Before I met Sandy Ratliff, the English teacher I was paired with for West High School’s annual career day, I learned a few things about her.
She’s been working with West’s STEAM Ahead program since its launch in 2014. That’s STEAM as in science, technology, engineering, arts and math.
Past students have rated her among the best teachers at West.
And she loves bacon.
I shared that information with Ratliff’s students during the four classes I taught Thursday, underscoring how quickly you can gather facts about someone through a quick Google search and by checking Facebook, LinkedIn and other social media sites.
I also emphasized how much more you can learn about someone when you meet them in person. In a media world transformed by the pace of the internet and shrinking newsrooms, journalists conduct fewer interviews face to face. We may get the story we need, but we lose perspective.

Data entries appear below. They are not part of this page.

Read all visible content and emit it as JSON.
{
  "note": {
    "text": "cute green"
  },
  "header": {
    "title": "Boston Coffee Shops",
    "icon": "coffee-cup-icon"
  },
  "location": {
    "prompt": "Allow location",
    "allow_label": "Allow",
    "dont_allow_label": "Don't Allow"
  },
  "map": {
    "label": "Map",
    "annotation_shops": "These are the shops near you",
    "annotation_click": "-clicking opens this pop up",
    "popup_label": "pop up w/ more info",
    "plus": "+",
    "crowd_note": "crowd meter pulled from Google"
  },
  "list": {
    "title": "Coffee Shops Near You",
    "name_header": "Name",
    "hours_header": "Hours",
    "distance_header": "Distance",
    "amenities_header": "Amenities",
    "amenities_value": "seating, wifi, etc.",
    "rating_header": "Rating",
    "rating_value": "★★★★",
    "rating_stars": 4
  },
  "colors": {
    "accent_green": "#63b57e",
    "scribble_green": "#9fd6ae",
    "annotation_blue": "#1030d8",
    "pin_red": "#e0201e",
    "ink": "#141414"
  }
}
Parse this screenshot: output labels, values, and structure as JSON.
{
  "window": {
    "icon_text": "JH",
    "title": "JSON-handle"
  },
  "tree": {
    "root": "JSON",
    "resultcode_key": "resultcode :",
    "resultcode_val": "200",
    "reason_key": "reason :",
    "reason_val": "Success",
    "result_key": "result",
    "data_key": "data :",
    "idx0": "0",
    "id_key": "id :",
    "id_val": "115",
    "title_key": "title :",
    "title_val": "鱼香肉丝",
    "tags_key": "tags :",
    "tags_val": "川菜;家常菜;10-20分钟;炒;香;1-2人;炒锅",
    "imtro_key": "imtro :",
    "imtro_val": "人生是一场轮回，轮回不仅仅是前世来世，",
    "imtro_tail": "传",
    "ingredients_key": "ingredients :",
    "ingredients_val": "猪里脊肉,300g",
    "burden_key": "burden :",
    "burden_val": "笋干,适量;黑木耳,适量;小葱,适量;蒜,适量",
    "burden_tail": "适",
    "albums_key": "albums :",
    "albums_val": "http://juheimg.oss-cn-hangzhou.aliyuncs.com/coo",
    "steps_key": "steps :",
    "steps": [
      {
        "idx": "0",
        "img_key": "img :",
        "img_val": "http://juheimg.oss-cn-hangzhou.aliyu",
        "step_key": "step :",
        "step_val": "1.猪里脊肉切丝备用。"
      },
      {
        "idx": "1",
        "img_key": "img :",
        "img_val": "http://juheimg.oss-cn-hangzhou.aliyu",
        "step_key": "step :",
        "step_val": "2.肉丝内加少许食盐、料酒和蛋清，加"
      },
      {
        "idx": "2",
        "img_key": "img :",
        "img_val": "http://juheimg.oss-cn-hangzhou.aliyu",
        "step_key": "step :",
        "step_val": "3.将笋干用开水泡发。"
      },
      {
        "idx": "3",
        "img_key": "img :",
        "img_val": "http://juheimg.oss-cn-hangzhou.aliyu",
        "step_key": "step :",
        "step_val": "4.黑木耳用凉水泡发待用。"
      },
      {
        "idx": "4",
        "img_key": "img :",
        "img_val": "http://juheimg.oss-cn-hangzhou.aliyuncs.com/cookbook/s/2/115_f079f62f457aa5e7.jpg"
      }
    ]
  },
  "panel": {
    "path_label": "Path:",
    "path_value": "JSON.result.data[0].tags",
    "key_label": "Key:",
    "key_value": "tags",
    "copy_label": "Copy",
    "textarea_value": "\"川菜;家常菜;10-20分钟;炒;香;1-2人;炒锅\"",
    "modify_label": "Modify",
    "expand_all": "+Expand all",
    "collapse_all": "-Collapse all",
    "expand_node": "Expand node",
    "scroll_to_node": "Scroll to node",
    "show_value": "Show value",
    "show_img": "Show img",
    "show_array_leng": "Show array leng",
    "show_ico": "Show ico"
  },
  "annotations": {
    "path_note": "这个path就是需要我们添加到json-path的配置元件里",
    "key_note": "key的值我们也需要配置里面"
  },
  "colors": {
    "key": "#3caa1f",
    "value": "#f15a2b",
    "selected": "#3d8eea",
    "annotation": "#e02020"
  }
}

That lesson hit home while I was meeting with Ratliff’s freshman STEAM class. STEAM Ahead NH is a collaboration between the Manchester School District, the University System of New Hampshire, Manchester Community College and the business community. I asked Ratliff how students have responded to the program. In short: They have to work hard because they face a challenging curriculum.
“Everyone is different. They learn in their own ways,” said Ratliff, who has taught at West for 23 years. “Some people can cut it. Some people cannot. Some students stay. Some students go. And some students learn that they can do things that they didn’t know they could do.”
Stories about these programs often use workforce needs as the theme — how technology companies and defense contractors in the Granite State can’t find enough skilled workers to fill thousands of open positions and how programs like the one at West can help fill those gaps.
When I asked students to talk about what they were learning in the STEAM program I didn’t expect them to discuss the plight of Native Americans and Nobel Laureate Elie Wiesel. While these teens may be learning how to master science and engineering and the arts, they’re also gaining a greater sense of history and social awareness — the kind of knowledge that grooms people for leadership.
“We learned about tribes and territorial areas, how they didn’t fit in with whites at the time and how it was racially diverse,” student Evan Gilland said.
“And how did that correlate with what you learned in here?” Ratliff asked him and the rest of the class.
That prompted student Madison Lacroix to describe what the class learned from reading “The Absolutely True Diary of a Part-Time Indian” by Sherman Alexie.
“We just talked about how it was kind of a struggle for the Indian people at the time because they were treated so differently, like they went to different schools than white people did, and they had different lifestyles,” Madison said. “At the end of the book we talked about their culture and how it affected their families and what they did on the reservations.”
Again, Ratliff asked the class to take it further: “And on the reservations — what did you do in engineering?”
“We got to pick an Indian tribe,” said student Leen Ghanayem. “We had to pick a problem that is going on in the reservation, and we had to make an invention that would fix it.”
The STEAM program aims to forge connections between disciplines. For example, the class studied the Holocaust in both geography and English classes — focusing on history and the countries where the Holocaust took place in geography, and expressing what they learned in Ratliff’s class.
“We had to make a visual presentation on it, either a PowerPoint or a poster, and then we read the book ‘Night,’ and that talked about a young boy named Elie Weisel, and his story and how he survived and his family story as well,” Madison said.
Those in-class presentations help STEAM students become more prepared for the workplace.
“It teaches you all the academic stuff but also helps you interact with people, and be more comfortable with them, and how to present in front of people, and just talk better and have people understand you more,” Leen said.
That sounds like good training for professionals preparing to talk to high school students on career day.